“The Irvine Company is an example of this,” Jonathan Keyser said. “They reached out to their tenants and said, if you need it, we’re going to give you 90-day deferment. This was welcome news to a number of their tenants who considered it critical to get some relief.”
Keyser noted that many of the larger landlords are working from the same response playbook.
“The larger landlords have been counseled by the legal community, who has been advising landlords to ‘show empathy, but be firm.’ That’s the advice that is coming to all of these big landlords,” he said. “Most of them are using form letters to respond to tenant requests. So literally, different landlords, totally unrelated firms, will be sending our clients the exact, I mean word-for-word, verbatim, the same communication. So it’s clear that they are coordinated and they are all trying to figure out and navigate this whole situation for themselves.”
“What I would advise tenants is that your landlords’ first response is typically not their best response, so the key as the tenant is to demonstrate persistence and a mindset of workability.”
Be organized, be clear, be present
So how does a tenant demonstrate that they are ready and willing to work with their landlord to come up with a solution? Jonathan Keyser said what not to do is stop paying rent and not communicate.
“Unfortunately, there is a lot of bad advice out there as some brokers and attorneys advise tenants to just stop paying their rent. I couldn’t disagree with this advice more. The clients that are just not paying and not communicating are the ones that are not receiving much help,” he said. “The key is to communicate and collaborate, figure out where the landlord is coming from, and try to find a creative win/win/win solution. Remember, landlords are experiencing pain too, and at the end of the day, we are all in this together, and we need to work together to get through this.”

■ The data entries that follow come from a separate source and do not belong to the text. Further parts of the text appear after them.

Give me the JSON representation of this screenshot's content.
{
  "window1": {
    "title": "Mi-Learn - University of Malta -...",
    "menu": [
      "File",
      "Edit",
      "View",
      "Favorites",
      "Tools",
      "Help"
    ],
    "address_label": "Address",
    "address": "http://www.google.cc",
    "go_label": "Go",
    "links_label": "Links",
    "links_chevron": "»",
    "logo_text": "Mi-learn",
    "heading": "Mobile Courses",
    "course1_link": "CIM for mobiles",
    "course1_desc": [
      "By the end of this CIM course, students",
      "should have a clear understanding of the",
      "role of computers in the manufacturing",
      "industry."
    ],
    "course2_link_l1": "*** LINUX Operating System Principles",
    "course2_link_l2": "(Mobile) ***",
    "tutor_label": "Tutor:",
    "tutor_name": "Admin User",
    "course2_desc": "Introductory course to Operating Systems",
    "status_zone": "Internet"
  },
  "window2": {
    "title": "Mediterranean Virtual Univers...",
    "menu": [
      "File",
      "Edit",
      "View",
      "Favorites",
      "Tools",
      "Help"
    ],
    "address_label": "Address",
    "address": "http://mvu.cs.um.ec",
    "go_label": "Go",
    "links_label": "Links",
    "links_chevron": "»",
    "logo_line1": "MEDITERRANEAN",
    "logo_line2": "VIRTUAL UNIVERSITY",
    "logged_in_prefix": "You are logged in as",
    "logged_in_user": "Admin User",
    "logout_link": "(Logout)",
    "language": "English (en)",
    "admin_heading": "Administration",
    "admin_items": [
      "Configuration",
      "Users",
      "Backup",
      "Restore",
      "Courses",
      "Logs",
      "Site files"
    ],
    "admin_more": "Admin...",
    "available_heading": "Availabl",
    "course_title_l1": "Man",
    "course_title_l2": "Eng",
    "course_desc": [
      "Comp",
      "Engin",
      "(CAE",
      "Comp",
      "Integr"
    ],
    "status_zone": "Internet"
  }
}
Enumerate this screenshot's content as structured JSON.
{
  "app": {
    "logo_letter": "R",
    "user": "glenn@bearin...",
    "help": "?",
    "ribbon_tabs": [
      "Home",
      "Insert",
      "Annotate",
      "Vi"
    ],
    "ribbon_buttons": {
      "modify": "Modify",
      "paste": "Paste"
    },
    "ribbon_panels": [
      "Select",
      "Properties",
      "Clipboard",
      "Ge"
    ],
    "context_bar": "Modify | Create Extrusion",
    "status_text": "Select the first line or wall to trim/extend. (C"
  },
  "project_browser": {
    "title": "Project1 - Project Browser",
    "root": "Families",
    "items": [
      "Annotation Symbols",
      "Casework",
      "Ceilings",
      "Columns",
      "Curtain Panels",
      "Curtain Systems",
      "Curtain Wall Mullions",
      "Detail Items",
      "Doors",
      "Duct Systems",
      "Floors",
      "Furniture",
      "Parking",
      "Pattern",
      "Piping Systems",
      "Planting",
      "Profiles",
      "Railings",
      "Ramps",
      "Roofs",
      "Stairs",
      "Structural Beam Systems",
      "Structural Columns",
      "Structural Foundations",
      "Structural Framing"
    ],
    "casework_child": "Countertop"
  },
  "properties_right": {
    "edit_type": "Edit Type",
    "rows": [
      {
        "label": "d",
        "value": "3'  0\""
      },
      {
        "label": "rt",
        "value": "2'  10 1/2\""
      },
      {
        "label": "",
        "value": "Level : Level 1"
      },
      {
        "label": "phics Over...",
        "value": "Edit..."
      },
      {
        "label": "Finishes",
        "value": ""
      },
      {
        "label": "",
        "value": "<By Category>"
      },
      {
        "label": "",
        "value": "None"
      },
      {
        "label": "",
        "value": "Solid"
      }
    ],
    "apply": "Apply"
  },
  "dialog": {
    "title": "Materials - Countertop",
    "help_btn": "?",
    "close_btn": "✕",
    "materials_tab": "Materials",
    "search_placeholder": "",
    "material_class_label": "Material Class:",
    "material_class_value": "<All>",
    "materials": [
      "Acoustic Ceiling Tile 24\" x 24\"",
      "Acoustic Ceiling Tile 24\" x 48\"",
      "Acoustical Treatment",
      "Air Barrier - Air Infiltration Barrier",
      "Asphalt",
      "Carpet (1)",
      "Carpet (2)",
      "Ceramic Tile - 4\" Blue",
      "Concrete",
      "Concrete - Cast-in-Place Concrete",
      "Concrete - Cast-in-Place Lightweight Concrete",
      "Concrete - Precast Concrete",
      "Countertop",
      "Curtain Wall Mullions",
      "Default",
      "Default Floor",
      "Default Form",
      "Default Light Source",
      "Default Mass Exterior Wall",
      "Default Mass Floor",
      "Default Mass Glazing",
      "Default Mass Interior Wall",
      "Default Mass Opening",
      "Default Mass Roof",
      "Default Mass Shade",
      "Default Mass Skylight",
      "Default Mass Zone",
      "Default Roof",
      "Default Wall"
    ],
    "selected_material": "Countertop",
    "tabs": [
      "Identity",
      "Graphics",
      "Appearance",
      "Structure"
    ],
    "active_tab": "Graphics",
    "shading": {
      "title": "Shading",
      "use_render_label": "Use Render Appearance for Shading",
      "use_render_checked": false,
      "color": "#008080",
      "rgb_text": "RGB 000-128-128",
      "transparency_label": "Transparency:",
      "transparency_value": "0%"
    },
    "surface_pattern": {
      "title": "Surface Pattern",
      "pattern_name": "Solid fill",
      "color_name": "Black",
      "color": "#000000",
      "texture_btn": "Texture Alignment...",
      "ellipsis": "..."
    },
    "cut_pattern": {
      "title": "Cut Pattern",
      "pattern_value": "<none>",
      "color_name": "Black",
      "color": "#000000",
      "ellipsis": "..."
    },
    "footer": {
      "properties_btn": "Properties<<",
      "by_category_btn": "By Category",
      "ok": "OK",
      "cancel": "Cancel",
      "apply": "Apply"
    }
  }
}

Keyser said the best approach to take with your landlord is to be organized and have all the necessary data ready to show the landlord that rental relief is necessary. He said data should take a past, present and future look at your company finances. In the data provided to the landlord, clearly demonstrate where you were before the shutdown and what your financials looked like leading up to March of 2020. Then, show the current financial data and project what your future numbers will be as the economy reopens.
“Demonstrate, not just verbally, demonstrate using data what the impact has been,” Jonathan Keyser said. “Then, be very clear about how long you think this impact is going to affect you.
“What we’re telling our clients is that you have to be very organized demonstrating your hardship and be very specific in your relief requests”, said Keyser.
He also stressed that having a clear picture of what your company needs and why really helps the landlord understand how to best support you as a tenant.
“What are you asking for? Have a very clear request,” he said. “If you’re saying, ‘Hey, I’m in trouble, I need help,’ but without a clear request, landlords are less likely to respond because they need clarity and they are sorting through thousands of these requests across the board.”
While the Keyser company has already worked out deals on behalf of thousands of tenants nationwide, as the economic shutdown continues well into May, the expectation is that more work will need to be done. Jonathan Keyser said he expects that he will have to go back to many landlords on behalf of clients to work out extensions as the weeks roll by with many businesses still sitting on the sidelines and waiting for the pandemic to recede.
If that’s the case, Jonathan Keyser said his company will continue to serve its clients with the same effort that has been shown for the past two months.
“Our team has been amazing at figuring out how we can serve people in this time of crisis, and it’s brought us as a company together in a really cool way,” he said. “We’re going to be so much stronger on the other side of this crisis because we have served so many people. It may not be the most profitable work today, but on the other side of all this, the people we served during this time will be very grateful for what we’ve done and we’ll have much stronger relationships on the other side.”